The company said the decision to shutter the millennial targeted, video news site was “extremely difficult.”
“The digital space continues to change rapidly, and even larger outlets have faced significant challenges. As a smaller publisher, the environment is even more onerous, and while we see new business and storytelling opportunities with digital video and OTT, they do not require the daily publishing of a website,” Sinclair said in a statement obtained by The Washington Post’s Erik Wemple, which he posted on Twitter.
A spokesperson told Wemple that Sinclair, one of the biggest local TV station owners, let go of 16 employees, but will retain 22 people.
Some will move to the Sinclair National Desk in Arlington, Virginia, where they “will leverage viral, live and unique video content packaging, which we developed at Circa, to feed all of Sinclair’s websites,” according to Wemple.
SimilarWeb data shows monthly visits to Circa.com were below 1.5 million.
The company focused on video content and general-interest trending news stories, a difficult category for a sustainable business model, since such content can be found and shared on larger social-media platforms.

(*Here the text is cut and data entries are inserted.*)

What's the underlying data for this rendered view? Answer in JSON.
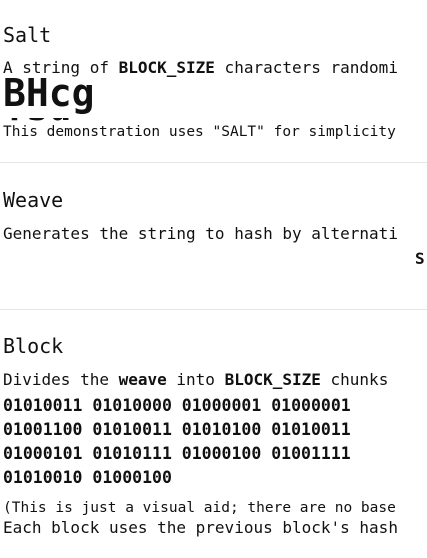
{
  "salt": {
    "heading": "Salt",
    "desc_pre": "A string of ",
    "desc_bold": "BLOCK_SIZE",
    "desc_post": " characters randomi",
    "example": "BHcg",
    "example_overflow": "Tsu",
    "note": "This demonstration uses \"SALT\" for simplicity"
  },
  "weave": {
    "heading": "Weave",
    "desc": "Generates the string to hash by alternati",
    "trailing_char": "S"
  },
  "block": {
    "heading": "Block",
    "desc_pre": "Divides the ",
    "desc_bold1": "weave",
    "desc_mid": " into ",
    "desc_bold2": "BLOCK_SIZE",
    "desc_post": " chunks",
    "binary_rows": [
      "01010011 01010000 01000001 01000001",
      "01001100 01010011 01010100 01010011",
      "01000101 01010111 01000100 01001111",
      "01010010 01000100"
    ],
    "aid_note": "(This is just a visual aid; there are no base",
    "chain_note": "Each block uses the previous block's hash"
  }
}
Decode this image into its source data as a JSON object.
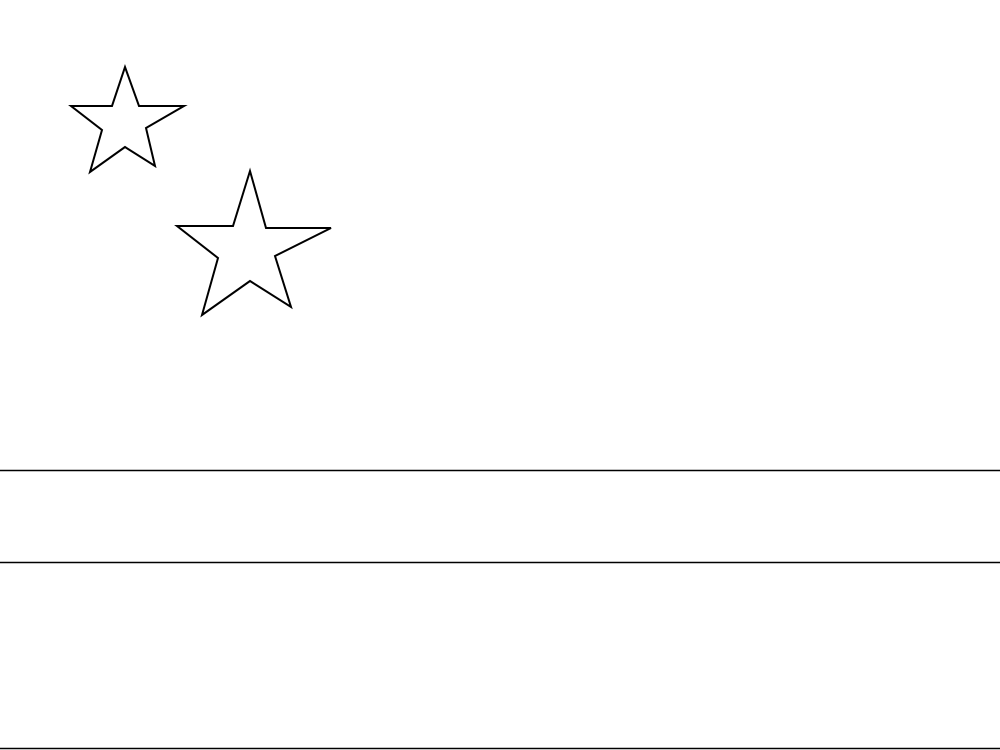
{
  "figure": {
    "description_type": "flag-outline-drawing",
    "stroke_color": "#000000",
    "fill_color": "#ffffff",
    "background_color": "#ffffff",
    "stars_count": 2,
    "horizontal_lines_count": 3,
    "icons": [
      "small-star-icon",
      "large-star-icon"
    ]
  }
}
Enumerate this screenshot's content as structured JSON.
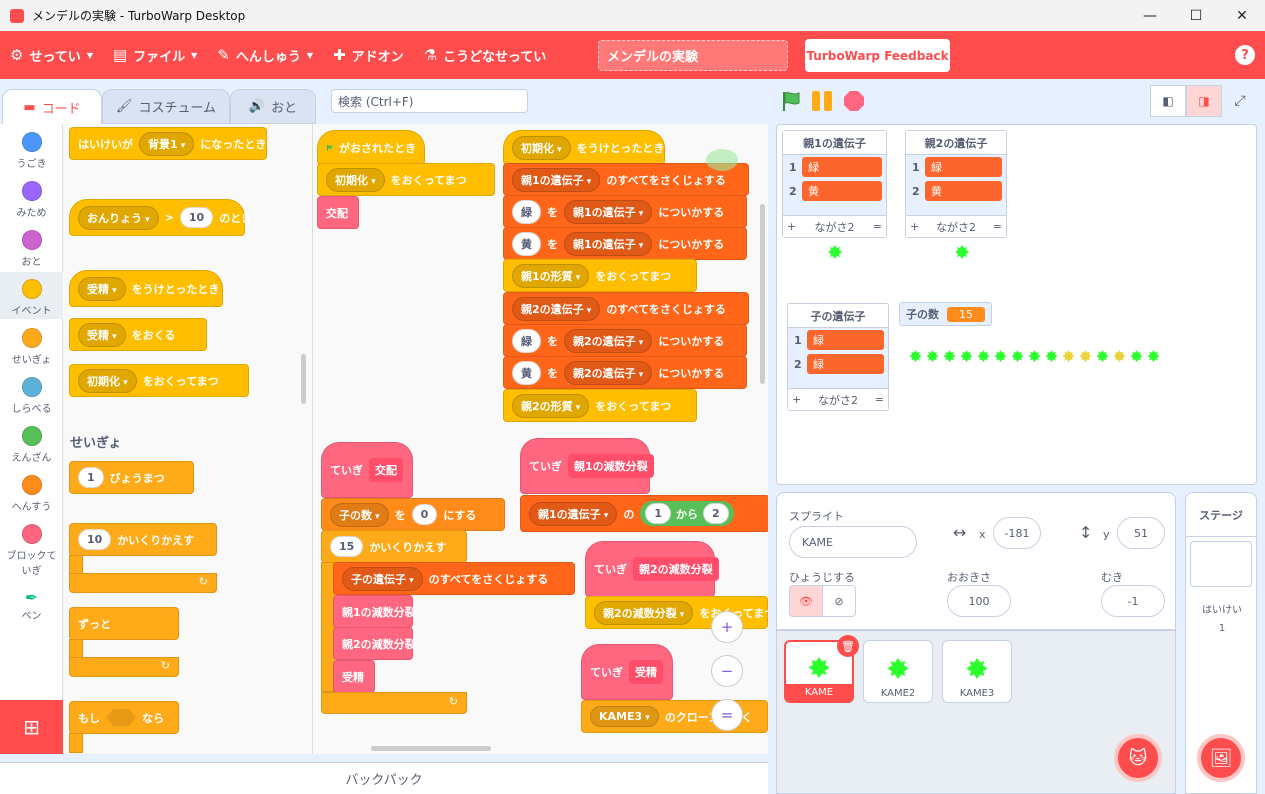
{
  "window": {
    "title": "メンデルの実験 - TurboWarp Desktop",
    "minimize": "—",
    "maximize": "☐",
    "close": "✕"
  },
  "menu": {
    "settings": "せってい",
    "file": "ファイル",
    "edit": "へんしゅう",
    "addons": "アドオン",
    "tutorial": "こうどなせってい",
    "project_title": "メンデルの実験",
    "feedback": "TurboWarp Feedback",
    "help": "?"
  },
  "tabs": {
    "code": "コード",
    "costumes": "コスチューム",
    "sounds": "おと"
  },
  "search": {
    "placeholder": "検索 (Ctrl+F)"
  },
  "categories": [
    {
      "label": "うごき",
      "color": "#4c97ff"
    },
    {
      "label": "みため",
      "color": "#9966ff"
    },
    {
      "label": "おと",
      "color": "#cf63cf"
    },
    {
      "label": "イベント",
      "color": "#ffbf00"
    },
    {
      "label": "せいぎょ",
      "color": "#ffab19"
    },
    {
      "label": "しらべる",
      "color": "#5cb1d6"
    },
    {
      "label": "えんざん",
      "color": "#59c059"
    },
    {
      "label": "へんすう",
      "color": "#ff8c1a"
    },
    {
      "label": "ブロックていぎ",
      "color": "#ff6680"
    },
    {
      "label": "ペン",
      "color": "#0fbd8c"
    }
  ],
  "palette": {
    "backdrop_when": "はいけいが",
    "backdrop_value": "背景1",
    "backdrop_suffix": "になったとき",
    "loudness": "おんりょう",
    "gt": ">",
    "loud_value": "10",
    "loud_suffix": "のとき",
    "receive_value": "受精",
    "receive_suffix": "をうけとったとき",
    "broadcast_value": "受精",
    "broadcast_suffix": "をおくる",
    "broadcast_wait_value": "初期化",
    "broadcast_wait_suffix": "をおくってまつ",
    "section_control": "せいぎょ",
    "wait_value": "1",
    "wait_suffix": "びょうまつ",
    "repeat_value": "10",
    "repeat_suffix": "かいくりかえす",
    "forever": "ずっと",
    "if_prefix": "もし",
    "if_suffix": "なら"
  },
  "workspace": {
    "flag_clicked": "がおされたとき",
    "init": "初期化",
    "send_wait": "をおくってまつ",
    "kouhai": "交配",
    "receive_init": "初期化",
    "receive_suffix": "をうけとったとき",
    "parent1_genes": "親1の遺伝子",
    "parent2_genes": "親2の遺伝子",
    "delete_all": "のすべてをさくじょする",
    "green": "緑",
    "yellow": "黄",
    "wo": "を",
    "add_to": "についかする",
    "parent1_trait": "親1の形質",
    "parent2_trait": "親2の形質",
    "define": "ていぎ",
    "def_kouhai": "交配",
    "child_count": "子の数",
    "zero": "0",
    "set_to": "にする",
    "repeat15": "15",
    "repeat_suffix": "かいくりかえす",
    "child_genes": "子の遺伝子",
    "parent1_meiosis": "親1の減数分裂",
    "parent2_meiosis": "親2の減数分裂",
    "fertilize": "受精",
    "no": "の",
    "from1": "1",
    "kara": "から",
    "to2": "2",
    "kame3": "KAME3",
    "clone_suffix": "のクローンをつく",
    "zoom_in": "+",
    "zoom_out": "−",
    "zoom_reset": "="
  },
  "stage": {
    "list1": {
      "title": "親1の遺伝子",
      "items": [
        "緑",
        "黄"
      ],
      "length": "ながさ2"
    },
    "list2": {
      "title": "親2の遺伝子",
      "items": [
        "緑",
        "黄"
      ],
      "length": "ながさ2"
    },
    "list3": {
      "title": "子の遺伝子",
      "items": [
        "緑",
        "緑"
      ],
      "length": "ながさ2"
    },
    "plus": "+",
    "eq": "=",
    "var_child_count": {
      "name": "子の数",
      "value": "15"
    },
    "child_turtles": [
      "g",
      "g",
      "g",
      "g",
      "g",
      "g",
      "g",
      "g",
      "g",
      "y",
      "y",
      "g",
      "y",
      "g",
      "g"
    ]
  },
  "sprite": {
    "label": "スプライト",
    "name": "KAME",
    "x_label": "x",
    "x": "-181",
    "y_label": "y",
    "y": "51",
    "show_label": "ひょうじする",
    "size_label": "おおきさ",
    "size": "100",
    "direction_label": "むき",
    "direction": "-1"
  },
  "sprites": [
    "KAME",
    "KAME2",
    "KAME3"
  ],
  "stage_panel": {
    "title": "ステージ",
    "backdrops_label": "はいけい",
    "backdrops_count": "1"
  },
  "backpack": "バックパック"
}
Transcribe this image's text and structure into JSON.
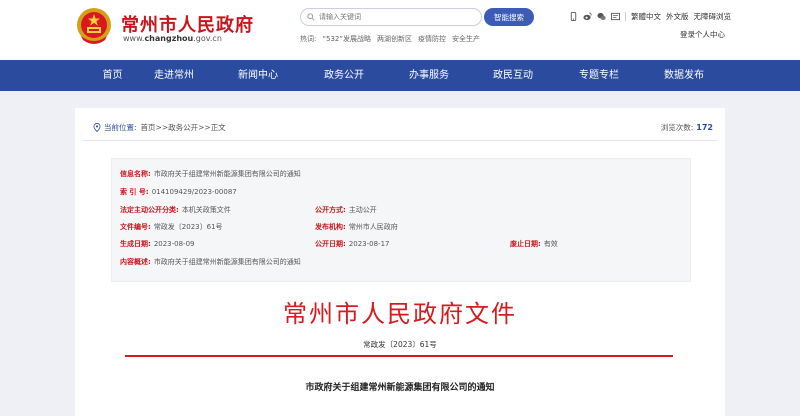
{
  "header": {
    "title": "常州市人民政府",
    "url_prefix": "www.",
    "url_domain": "changzhou",
    "url_suffix": ".gov.cn",
    "search_placeholder": "请输入关键词",
    "search_button": "智能搜索",
    "hot_label": "热词:",
    "hot_words": [
      "“532”发展战略",
      "两湖创新区",
      "疫情防控",
      "安全生产"
    ],
    "tools": {
      "lang": "繁體中文",
      "foreign": "外文版",
      "accessible": "无障碍浏览"
    },
    "login": "登录个人中心"
  },
  "nav": {
    "items": [
      "首页",
      "走进常州",
      "新闻中心",
      "政务公开",
      "办事服务",
      "政民互动",
      "专题专栏",
      "数据发布"
    ]
  },
  "breadcrumb": {
    "label": "当前位置:",
    "items": [
      "首页",
      "政务公开",
      "正文"
    ],
    "sep": " >> "
  },
  "views": {
    "label": "浏览次数:",
    "count": "172"
  },
  "info": {
    "name_k": "信息名称:",
    "name_v": "市政府关于组建常州新能源集团有限公司的通知",
    "index_k": "索 引 号:",
    "index_v": "014109429/2023-00087",
    "cat_k": "法定主动公开分类:",
    "cat_v": "本机关政策文件",
    "mode_k": "公开方式:",
    "mode_v": "主动公开",
    "docno_k": "文件编号:",
    "docno_v": "常政发〔2023〕61号",
    "org_k": "发布机构:",
    "org_v": "常州市人民政府",
    "gen_k": "生成日期:",
    "gen_v": "2023-08-09",
    "pub_k": "公开日期:",
    "pub_v": "2023-08-17",
    "end_k": "废止日期:",
    "end_v": "有效",
    "summary_k": "内容概述:",
    "summary_v": "市政府关于组建常州新能源集团有限公司的通知"
  },
  "document": {
    "title": "常州市人民政府文件",
    "number": "常政发〔2023〕61号",
    "notice_title": "市政府关于组建常州新能源集团有限公司的通知"
  },
  "colors": {
    "brand_red": "#c8161d",
    "nav_blue": "#2b4b9f",
    "search_blue": "#3c5cb8"
  },
  "icons": [
    "emblem-icon",
    "search-icon",
    "mobile-icon",
    "weibo-icon",
    "wechat-icon",
    "message-icon",
    "location-icon"
  ]
}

Circa began as a news app that broke down the news for a young audience. It shut down in 2015, then was purchased and relaunched by Sinclair that same year.